Similar schisms were explored with reference to exhibitions. Anthony Gardener of Oxford University focused on the Ljubljana Graphics Biennial of 1955. Instead of focusing state centred performances and “consular curating”, Gardener looks behind the scenes, at the artworks as a cipher for individual artistic agency, the exhibition’s formal layout, the manoeuvrings of the protagonists and informal relations. Seen from these vantage points there is more than a hint of “strategic cosmopolitanism” and “messy relations” Likewise, Dina Ramadan focused on the Alexandria Biennial of 1955 particularly the participation of UAR (United Arab Republic) to conclude that it held simultaneously “the doing and undoing of solidarity”.

The making and sustaining of solidarity is clearly a difficult task made even more difficult perhaps by the inability of speakers and delegates alike to define solidarity itself. The conference revealed different ontologies of solidarity movements underpinned as they are by the poles of radical humanism and militancy. Is, asked the director, artist and writer Jihan El-Tahri, ISIS an alternative form of solidarity grounded in a very different pantheon of landmark events and platforms? Does this mean the Tate conference was in vain? It is of course easy to pick holes in its organisation. At the closing session one delegate strongly castigated Tate’s apparent erasure of women and unfiltered indigenous voices.[1]

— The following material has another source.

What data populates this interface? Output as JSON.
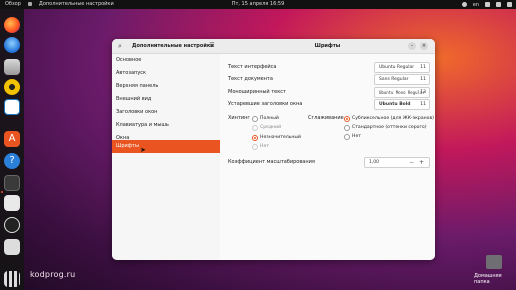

There may have been and still are fractures in the alliances forged by solidarity movements, but as this conference makes evident their history is scarred by the intense interplay between conferences, performance, text and image. The new “worldings” they articulated maybe have been fragile but as Gardener suggested they have remained potent. The Tate conference was also timely. As Tariq Ali stressed at the start, “we are living in bad times”. Recolonization, Neo-Imperialism and exploitative western Neo-Liberal economic policies and the now horrific double standards displayed by western governments towards others (Venezuela/Saudi Arabia is a case in point) and the stifling of dissent within the west suggest that the struggle of the voiceless is far from over and maybe we can learn from the strategies of the past. As to the role of art, it was noted several times that the image of the gun was once dominant in capturing the revolutionary cadences of the time. If as Ali suggested the radical support once engendered by solidarity movements has shaded into a passive form of empathy, then maybe the last word could go to the artist Farid Belkahia quoted by speaker Holiday Powers of Cornell University, “a motivational canvas is not so different to a bullet”.

[1]Tate explained that they worked very hard to reach out to as wide a range of speakers as possible. No abstracts from women or indigenous peoples was turned away. It was suggested that this may represent a “genuine gap” in those studying solidarity movements. The final line-up of speakers reflected those received. Salah Hassan the main convenor from Cornell University also noted that Angela Davis, co-founder of Black Lives Matter was originally scheduled to speak but had to withdraw.